- **WHAT NEEDS TO BE DONE**
Your answer is a copy of every line in the records where "Live" appears.

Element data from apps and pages
——
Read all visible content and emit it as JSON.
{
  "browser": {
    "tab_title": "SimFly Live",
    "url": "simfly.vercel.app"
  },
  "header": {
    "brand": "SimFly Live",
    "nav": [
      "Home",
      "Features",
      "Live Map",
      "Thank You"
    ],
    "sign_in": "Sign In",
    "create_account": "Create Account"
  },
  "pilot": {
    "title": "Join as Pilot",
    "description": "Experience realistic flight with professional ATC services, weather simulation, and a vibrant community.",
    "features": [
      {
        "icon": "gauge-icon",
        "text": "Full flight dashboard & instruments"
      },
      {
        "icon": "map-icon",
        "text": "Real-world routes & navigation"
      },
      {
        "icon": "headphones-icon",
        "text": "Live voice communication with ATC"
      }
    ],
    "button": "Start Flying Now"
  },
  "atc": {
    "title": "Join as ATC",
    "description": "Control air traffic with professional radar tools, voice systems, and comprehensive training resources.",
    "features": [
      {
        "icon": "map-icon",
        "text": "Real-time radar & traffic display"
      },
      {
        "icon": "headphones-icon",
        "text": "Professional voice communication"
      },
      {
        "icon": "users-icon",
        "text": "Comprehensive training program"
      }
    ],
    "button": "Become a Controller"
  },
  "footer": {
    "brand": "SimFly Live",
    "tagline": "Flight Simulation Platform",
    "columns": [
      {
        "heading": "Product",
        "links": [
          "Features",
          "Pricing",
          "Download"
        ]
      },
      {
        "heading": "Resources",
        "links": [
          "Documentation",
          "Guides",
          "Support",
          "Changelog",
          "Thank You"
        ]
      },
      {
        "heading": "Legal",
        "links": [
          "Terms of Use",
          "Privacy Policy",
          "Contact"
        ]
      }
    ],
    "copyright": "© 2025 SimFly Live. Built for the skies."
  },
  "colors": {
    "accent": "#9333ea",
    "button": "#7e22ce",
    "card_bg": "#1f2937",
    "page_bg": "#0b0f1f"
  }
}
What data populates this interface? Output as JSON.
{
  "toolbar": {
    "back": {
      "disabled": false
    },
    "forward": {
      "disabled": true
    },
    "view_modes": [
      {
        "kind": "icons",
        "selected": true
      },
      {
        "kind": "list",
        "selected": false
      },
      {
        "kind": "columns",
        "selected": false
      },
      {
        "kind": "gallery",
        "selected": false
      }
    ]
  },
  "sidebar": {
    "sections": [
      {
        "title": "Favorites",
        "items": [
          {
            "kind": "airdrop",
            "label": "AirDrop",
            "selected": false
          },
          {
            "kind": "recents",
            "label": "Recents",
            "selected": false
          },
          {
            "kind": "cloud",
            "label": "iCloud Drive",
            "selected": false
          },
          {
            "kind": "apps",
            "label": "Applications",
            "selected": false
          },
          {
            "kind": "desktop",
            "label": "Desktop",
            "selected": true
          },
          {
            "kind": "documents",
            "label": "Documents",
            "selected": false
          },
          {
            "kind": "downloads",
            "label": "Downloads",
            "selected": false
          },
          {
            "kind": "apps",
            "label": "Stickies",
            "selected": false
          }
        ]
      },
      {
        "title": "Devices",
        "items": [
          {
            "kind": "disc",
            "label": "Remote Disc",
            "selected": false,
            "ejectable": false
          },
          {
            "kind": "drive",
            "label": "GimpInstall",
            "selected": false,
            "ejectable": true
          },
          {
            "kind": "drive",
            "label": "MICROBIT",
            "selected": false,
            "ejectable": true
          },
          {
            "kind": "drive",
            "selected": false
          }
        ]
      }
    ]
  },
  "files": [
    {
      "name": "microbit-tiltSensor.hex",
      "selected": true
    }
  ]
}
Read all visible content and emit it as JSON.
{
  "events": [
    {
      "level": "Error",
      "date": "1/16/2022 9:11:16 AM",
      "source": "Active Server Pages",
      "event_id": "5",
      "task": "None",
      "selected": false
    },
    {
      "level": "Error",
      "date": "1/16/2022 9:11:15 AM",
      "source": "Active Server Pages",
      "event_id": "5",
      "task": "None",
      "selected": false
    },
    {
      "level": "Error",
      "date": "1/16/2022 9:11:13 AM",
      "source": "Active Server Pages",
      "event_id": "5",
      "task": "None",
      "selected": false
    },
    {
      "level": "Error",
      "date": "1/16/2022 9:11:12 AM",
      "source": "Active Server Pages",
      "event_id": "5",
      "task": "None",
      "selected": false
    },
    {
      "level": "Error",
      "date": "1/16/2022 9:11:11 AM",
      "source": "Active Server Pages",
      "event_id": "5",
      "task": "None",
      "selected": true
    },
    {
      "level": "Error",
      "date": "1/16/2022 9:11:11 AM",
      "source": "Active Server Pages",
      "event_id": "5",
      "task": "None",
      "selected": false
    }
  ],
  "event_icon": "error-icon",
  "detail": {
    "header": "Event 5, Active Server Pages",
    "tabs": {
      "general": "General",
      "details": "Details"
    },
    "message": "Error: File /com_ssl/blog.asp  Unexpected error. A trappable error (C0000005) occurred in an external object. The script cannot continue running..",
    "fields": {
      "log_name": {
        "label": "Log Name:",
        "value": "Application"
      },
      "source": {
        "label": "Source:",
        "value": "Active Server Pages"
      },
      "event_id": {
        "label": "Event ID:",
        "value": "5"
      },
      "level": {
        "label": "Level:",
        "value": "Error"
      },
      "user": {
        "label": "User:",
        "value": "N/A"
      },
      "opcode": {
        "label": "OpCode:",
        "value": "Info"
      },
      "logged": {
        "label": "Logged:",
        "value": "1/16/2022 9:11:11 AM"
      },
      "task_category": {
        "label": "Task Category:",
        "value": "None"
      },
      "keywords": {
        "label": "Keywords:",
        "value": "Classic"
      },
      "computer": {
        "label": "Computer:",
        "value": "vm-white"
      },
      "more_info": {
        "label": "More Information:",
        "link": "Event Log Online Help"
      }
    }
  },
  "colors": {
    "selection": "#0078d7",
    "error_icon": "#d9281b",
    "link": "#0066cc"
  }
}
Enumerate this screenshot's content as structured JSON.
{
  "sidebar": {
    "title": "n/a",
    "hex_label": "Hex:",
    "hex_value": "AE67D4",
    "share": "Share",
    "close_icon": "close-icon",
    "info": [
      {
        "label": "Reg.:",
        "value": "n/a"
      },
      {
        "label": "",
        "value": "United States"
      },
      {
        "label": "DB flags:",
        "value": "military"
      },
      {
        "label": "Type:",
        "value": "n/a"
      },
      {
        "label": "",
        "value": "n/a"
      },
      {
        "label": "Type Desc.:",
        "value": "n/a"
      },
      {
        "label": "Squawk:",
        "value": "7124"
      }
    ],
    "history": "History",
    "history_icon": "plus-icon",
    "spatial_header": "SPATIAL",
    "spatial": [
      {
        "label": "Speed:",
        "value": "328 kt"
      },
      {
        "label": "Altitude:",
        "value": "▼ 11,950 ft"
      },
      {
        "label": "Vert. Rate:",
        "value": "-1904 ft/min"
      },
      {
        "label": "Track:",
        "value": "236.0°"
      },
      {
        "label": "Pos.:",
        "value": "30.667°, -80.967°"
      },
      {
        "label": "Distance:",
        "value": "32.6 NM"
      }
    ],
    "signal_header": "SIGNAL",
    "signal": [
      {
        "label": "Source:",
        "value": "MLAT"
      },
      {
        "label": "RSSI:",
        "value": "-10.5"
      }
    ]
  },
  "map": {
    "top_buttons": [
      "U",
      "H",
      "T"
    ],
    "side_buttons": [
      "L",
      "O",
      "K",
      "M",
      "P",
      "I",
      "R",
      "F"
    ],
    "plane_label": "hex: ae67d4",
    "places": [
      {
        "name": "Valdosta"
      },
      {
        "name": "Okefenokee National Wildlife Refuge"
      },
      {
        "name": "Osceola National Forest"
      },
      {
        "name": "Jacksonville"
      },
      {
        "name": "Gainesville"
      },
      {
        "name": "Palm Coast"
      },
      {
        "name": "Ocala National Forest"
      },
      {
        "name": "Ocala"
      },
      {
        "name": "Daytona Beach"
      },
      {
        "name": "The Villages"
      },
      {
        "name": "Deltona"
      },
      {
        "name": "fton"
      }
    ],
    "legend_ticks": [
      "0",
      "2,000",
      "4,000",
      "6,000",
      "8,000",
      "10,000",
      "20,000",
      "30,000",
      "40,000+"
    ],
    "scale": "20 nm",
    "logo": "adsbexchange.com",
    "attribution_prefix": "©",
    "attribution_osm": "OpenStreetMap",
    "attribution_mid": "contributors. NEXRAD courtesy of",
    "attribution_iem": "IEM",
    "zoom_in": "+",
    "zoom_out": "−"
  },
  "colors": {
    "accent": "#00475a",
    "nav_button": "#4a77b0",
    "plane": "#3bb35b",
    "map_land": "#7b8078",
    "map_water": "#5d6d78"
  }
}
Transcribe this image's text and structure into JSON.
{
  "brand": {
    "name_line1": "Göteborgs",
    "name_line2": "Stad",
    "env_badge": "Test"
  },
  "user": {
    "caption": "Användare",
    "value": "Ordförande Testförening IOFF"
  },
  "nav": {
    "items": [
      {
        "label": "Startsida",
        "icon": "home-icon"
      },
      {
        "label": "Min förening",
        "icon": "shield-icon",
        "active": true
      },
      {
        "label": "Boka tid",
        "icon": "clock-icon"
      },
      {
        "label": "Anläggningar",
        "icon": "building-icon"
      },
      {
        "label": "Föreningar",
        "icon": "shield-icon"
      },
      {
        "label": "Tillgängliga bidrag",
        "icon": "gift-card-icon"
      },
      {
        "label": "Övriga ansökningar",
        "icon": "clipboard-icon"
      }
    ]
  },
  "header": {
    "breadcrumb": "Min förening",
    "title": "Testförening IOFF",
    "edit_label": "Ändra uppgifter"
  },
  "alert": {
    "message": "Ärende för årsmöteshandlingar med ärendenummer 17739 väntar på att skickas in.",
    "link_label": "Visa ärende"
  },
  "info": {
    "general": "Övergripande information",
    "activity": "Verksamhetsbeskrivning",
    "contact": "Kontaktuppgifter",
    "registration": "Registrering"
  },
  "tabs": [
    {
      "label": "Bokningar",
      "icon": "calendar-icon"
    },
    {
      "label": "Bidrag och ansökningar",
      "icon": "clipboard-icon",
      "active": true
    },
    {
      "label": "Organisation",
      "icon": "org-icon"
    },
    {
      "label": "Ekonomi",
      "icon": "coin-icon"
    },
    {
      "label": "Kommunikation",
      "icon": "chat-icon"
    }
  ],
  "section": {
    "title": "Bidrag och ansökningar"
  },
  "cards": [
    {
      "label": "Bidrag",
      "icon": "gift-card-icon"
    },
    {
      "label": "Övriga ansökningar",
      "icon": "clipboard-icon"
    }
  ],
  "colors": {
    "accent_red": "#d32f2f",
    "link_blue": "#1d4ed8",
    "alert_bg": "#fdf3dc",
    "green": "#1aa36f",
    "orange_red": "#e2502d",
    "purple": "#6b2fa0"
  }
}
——
- **OUTPUT OF THE EXERCISE**
    "tab_title": "SimFly Live",
    "brand": "SimFly Live",
      "Live Map",
        "text": "Live voice communication with ATC"
    "brand": "SimFly Live",
    "copyright": "© 2025 SimFly Live. Built for the skies."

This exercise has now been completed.